With 2018 marking the centenary of (some) women winning the right to vote we can celebrate the progress that has been made for girls and women in many spheres of life in the UK. However, an area of increasing concern is the rising level of mental health problems experienced by girls. Whilst girls often outperform boys academically, the school experience for many girls is significantly unhappier.
Pressures on teen girls.
A survey conducted by the Department of Education in 2016 found that 37% of girls reported feeling “unhappy, worthless or unable to concentrate”. In a typical mixed school class that’s 5 or 6 girls who are feeling this way. Speaking to teachers and school leaders, there is widespread concern over the rising levels of anxiety, depression, eating disorders and self-harming they are seeing with teen girls.
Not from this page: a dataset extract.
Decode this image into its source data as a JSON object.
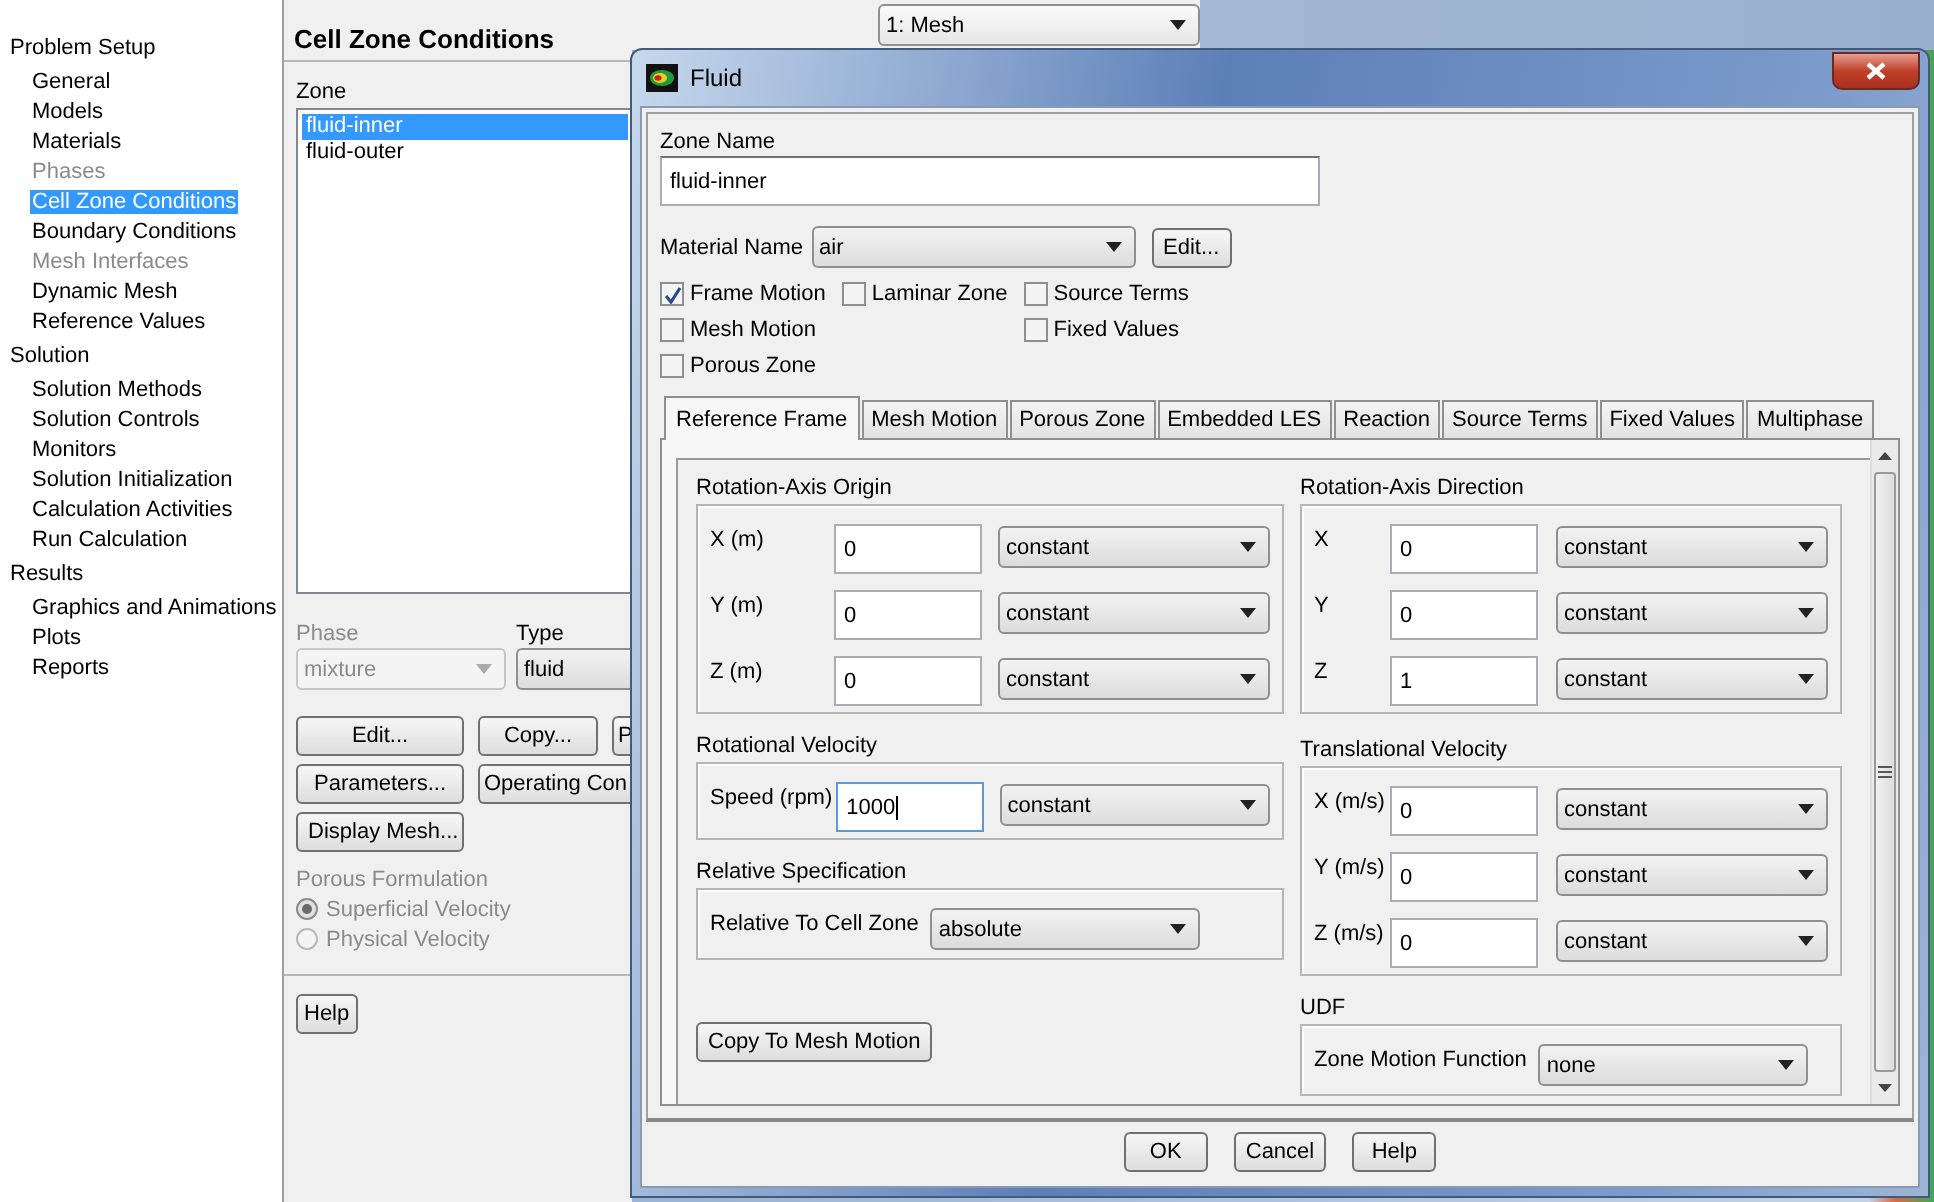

So there continues to be a role for targeted work with girls in school.
If we examine teenage life in 2018, teen girls face a plethora of pressures – immense pressures for their bodies to look a certain way, a competitive culture that often prevents nurturing, supportive friendships from forming, often changing home lives, anxiety about performing in exams – and this is all lived under the unforgiving spotlight of social media. In fact, this combination of pressures is something that many adults – with all their experience and resources – would struggle to deal with. But we expect teen girls, at a time when hormones are soaring and their brains are forming new connections (scientists have recently discovered) to deal with this multitude of pressures and thrive academically.
Building resilience is key to improving outcomes
Key to addressing this is supporting teen girls to develop their own self-belief, resourcefulness, and skills for handling different situations.
Confident Teens has designed the Building Resilience programme for this purpose. Taking a coaching and growth mindset approach, the programme of six workshops is focused on the topics that girls worry about most – areas like body confidence, speaking confidently, friendships and their future. Working with small groups of 15 girls, each girl is supported to develop her own ideas and strategies for handling the pressures of teen years.
Girls are then in a stronger position to progress, both personally and academically.
This programme can form a key part of a school’s preventative strategy for mental health problems.
Closing the gap for Pupil Premium students
This programme is of particular benefit for Pupil Premium students. As it addresses barriers to learning including confidence, aspirations and engagement it contributes to school strategies for closing the gap for disadvantaged students.